This project explores guilty pleas in children. The main aim of the project is to produce and publicise (1) a report that provides policy makers and practitioners with information relating to guilty pleas in child defendants, (2) model guidelines and training materials for practitioners working with children making guilty plea decisions, (3) an empirical base of information on guilty pleas in children.
Research Assistants: Stephanie Hunt (Exeter) and Sarvenaz Ghattan (Exeter)
Sponsor: Economic and Social Research Council (£17,850)
Project length: 12 months.
About the Project
The modern criminal justice system in England and Wales is heavily reliant on guilty pleas. Research suggests that children may be particularly vulnerable in this type of system and are likely to be systematically pleading guilty to crimes they did not commit. This is important since our research suggests vulnerabilities in children are not addressed by current procedure, and because there is currently almost no available empirical data on guilty pleas in children.
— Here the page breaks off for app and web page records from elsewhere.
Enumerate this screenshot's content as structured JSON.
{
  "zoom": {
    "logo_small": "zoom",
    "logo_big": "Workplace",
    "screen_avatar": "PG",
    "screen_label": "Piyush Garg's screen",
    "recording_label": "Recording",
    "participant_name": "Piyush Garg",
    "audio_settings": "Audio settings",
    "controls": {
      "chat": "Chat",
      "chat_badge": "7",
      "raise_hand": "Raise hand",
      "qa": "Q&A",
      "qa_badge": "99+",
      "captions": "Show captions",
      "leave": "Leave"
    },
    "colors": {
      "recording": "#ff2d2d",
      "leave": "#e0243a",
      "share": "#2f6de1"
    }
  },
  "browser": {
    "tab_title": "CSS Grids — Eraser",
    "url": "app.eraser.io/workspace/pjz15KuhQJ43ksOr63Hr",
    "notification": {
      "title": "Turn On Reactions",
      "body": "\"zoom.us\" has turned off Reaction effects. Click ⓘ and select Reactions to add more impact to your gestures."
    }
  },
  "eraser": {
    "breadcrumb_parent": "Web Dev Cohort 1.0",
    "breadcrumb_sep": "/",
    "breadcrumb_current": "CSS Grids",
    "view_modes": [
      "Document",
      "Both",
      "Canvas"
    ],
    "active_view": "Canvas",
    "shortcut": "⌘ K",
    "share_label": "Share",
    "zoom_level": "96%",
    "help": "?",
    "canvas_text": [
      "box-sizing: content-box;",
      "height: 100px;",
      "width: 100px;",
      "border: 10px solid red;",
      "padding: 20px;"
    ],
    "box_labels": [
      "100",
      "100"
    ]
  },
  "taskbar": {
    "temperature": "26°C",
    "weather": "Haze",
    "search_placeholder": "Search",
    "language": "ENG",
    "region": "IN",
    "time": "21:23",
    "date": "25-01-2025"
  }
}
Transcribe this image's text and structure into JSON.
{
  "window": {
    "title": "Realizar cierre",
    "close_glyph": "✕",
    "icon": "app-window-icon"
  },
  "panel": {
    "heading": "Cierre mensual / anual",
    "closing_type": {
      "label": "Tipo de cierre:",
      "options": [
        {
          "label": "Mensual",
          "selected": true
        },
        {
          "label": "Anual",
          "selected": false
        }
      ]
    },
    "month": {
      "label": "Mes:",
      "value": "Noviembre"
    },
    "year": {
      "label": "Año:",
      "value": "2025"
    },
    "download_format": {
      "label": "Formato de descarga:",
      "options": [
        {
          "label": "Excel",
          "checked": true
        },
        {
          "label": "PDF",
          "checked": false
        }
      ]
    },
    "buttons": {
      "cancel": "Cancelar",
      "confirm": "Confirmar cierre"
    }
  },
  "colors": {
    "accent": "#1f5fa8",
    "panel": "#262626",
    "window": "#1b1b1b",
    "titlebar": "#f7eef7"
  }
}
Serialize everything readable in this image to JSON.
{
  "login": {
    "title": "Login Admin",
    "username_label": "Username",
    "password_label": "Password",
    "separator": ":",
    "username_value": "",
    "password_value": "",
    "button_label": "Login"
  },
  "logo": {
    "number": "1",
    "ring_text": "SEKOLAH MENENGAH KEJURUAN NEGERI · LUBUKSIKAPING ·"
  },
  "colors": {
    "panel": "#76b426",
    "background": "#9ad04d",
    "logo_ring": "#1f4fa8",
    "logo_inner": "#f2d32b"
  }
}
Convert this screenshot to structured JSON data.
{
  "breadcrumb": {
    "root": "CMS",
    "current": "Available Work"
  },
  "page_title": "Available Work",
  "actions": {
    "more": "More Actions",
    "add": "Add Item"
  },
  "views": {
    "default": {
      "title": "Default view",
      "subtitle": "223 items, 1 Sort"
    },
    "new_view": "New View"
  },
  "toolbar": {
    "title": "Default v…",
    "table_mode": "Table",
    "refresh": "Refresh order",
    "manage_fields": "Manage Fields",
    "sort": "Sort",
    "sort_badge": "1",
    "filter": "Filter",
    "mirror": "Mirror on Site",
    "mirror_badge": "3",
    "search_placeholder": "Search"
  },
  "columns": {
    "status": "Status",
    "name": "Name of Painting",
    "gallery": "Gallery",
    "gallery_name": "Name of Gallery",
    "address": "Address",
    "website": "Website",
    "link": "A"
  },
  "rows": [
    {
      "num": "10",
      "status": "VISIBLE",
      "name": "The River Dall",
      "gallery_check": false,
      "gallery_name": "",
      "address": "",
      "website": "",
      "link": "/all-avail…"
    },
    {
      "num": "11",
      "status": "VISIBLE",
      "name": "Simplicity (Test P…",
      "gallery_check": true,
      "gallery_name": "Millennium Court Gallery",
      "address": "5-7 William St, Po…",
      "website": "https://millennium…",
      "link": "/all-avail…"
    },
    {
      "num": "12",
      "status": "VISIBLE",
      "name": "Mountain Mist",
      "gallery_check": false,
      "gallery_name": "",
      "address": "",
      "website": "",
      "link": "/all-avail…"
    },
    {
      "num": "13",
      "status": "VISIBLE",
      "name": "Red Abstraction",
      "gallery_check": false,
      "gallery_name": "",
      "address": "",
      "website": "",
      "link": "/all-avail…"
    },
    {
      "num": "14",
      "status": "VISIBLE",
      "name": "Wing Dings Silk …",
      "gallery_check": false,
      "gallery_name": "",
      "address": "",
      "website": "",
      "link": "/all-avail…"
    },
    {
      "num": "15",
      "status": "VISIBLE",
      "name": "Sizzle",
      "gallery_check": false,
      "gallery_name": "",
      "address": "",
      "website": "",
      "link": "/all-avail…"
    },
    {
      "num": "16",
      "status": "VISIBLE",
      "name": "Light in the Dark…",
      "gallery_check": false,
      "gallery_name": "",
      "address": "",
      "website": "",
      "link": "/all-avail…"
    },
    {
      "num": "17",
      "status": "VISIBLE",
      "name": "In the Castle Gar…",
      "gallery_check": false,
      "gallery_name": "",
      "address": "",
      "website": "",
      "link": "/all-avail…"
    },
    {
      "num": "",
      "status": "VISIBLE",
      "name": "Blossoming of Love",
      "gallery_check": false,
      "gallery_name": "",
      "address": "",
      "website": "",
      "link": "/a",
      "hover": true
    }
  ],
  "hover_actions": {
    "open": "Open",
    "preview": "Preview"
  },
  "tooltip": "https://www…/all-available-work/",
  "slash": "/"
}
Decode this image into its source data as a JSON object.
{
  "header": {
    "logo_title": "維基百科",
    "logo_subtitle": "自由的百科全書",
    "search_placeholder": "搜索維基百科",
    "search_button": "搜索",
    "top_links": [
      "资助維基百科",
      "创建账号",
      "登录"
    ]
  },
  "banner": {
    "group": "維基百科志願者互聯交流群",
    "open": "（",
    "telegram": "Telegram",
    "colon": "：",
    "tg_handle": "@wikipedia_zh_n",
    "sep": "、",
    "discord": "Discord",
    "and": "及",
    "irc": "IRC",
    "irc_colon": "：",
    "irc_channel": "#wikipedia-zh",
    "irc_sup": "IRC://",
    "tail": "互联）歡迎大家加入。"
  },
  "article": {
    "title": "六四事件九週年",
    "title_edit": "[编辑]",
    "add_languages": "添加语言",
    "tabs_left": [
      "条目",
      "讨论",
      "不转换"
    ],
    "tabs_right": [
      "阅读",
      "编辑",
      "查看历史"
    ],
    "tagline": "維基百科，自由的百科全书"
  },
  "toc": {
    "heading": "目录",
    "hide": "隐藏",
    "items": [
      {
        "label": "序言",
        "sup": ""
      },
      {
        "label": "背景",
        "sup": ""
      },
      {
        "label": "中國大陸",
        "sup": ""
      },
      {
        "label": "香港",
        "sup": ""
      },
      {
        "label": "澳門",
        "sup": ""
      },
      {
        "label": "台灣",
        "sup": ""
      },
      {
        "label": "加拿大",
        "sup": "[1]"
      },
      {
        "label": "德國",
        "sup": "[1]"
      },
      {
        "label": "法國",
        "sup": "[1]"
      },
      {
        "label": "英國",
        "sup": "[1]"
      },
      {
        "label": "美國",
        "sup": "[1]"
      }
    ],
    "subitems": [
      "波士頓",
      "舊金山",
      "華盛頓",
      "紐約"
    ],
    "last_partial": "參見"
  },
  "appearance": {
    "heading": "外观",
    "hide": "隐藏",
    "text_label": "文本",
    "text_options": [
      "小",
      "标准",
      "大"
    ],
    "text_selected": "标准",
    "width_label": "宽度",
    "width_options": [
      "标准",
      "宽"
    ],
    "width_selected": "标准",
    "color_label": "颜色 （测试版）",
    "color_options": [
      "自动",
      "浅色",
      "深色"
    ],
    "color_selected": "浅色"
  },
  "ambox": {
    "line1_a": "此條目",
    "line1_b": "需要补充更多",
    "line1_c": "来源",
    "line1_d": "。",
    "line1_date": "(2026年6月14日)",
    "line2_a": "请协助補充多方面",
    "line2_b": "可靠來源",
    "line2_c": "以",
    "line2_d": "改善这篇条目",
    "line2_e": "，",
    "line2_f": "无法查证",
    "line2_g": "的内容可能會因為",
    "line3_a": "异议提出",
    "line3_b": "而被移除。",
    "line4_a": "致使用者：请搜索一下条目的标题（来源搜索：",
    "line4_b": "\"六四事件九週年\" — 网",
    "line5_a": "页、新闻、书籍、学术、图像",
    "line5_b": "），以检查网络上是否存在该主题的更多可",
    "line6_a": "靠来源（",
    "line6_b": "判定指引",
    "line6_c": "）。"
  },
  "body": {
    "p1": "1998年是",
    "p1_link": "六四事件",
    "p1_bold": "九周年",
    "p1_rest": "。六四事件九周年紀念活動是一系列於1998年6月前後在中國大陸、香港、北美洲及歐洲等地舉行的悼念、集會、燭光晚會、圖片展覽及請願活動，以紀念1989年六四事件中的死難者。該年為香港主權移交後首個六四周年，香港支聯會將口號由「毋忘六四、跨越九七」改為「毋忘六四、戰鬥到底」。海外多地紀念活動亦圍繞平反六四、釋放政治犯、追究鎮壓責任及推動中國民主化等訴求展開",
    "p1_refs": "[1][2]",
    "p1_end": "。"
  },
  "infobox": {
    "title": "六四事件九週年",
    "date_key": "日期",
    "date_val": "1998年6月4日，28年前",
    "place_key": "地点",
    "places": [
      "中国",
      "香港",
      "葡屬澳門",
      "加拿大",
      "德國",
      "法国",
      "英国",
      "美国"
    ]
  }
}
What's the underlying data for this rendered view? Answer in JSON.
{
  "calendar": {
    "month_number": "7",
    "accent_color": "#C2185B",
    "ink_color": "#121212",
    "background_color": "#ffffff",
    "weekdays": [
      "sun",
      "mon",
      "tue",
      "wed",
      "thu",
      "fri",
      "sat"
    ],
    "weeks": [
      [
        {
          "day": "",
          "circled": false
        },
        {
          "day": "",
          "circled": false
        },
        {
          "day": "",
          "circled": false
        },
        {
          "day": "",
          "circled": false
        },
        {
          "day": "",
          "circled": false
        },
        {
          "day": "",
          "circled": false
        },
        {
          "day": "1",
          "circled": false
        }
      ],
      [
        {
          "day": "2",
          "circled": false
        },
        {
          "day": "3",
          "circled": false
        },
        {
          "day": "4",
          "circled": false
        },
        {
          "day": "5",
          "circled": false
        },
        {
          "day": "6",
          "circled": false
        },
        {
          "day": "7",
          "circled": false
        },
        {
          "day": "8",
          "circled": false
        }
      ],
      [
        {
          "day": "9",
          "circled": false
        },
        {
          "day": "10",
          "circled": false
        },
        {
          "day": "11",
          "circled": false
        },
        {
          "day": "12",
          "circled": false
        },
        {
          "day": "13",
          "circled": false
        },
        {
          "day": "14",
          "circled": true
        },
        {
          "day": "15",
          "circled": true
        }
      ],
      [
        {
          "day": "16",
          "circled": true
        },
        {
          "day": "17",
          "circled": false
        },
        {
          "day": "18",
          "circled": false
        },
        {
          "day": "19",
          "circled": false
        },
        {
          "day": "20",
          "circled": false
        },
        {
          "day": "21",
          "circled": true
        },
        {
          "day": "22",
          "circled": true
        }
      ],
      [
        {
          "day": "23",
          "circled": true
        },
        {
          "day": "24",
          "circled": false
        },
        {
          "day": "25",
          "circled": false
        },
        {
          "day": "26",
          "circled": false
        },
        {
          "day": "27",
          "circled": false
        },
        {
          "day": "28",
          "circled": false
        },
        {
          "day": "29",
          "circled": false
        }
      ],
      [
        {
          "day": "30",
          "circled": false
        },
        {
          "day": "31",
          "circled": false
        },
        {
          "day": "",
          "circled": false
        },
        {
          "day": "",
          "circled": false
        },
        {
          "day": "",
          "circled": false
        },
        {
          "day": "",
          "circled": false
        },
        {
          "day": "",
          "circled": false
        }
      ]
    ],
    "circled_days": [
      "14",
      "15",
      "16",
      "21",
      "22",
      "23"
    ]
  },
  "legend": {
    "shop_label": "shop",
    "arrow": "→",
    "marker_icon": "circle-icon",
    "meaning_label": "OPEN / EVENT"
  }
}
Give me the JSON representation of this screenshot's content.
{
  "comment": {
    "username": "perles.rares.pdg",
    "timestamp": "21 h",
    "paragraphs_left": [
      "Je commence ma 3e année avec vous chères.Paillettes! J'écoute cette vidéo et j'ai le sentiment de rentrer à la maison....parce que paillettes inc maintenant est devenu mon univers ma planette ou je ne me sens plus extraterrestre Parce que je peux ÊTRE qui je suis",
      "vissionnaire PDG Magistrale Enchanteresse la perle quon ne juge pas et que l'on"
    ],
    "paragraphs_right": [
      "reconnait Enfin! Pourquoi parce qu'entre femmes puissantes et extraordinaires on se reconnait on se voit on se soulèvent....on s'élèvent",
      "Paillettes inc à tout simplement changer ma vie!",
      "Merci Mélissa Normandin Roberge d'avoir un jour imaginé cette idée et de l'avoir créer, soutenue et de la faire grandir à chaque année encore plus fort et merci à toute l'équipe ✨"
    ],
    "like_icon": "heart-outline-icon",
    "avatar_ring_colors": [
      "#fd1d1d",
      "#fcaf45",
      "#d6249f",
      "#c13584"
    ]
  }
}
This means there are significant problems in this area and a lack of awareness of those problems and of what reforms are necessary to address them.
The primary aim of this project is the production of an accessible policy report that provides policy makers and practitioners with information and recommendations relating to guilty pleas and other incentivised admissions (e.g. admissions in exchange for diversion from prosecution) in children. The report will detail existing research and include new information obtained from freedom of information requests and roundtable discussions and interviews with stakeholders, in order to provide a detailed evidence-base on guilty pleas in children. It will focus on vulnerability caused by neuro-typical immaturity, but will also note additional considerations relating to children with common neurodevelopmental disorders. Model best practice standards will be developed based on the report, and a workshop to share and discuss key points from the report will be organised at the University of Exeter. We will be supported in the production and distribution of the report by the Law Society of England and Wales.
Photo: Wikimedia Commons, CC BY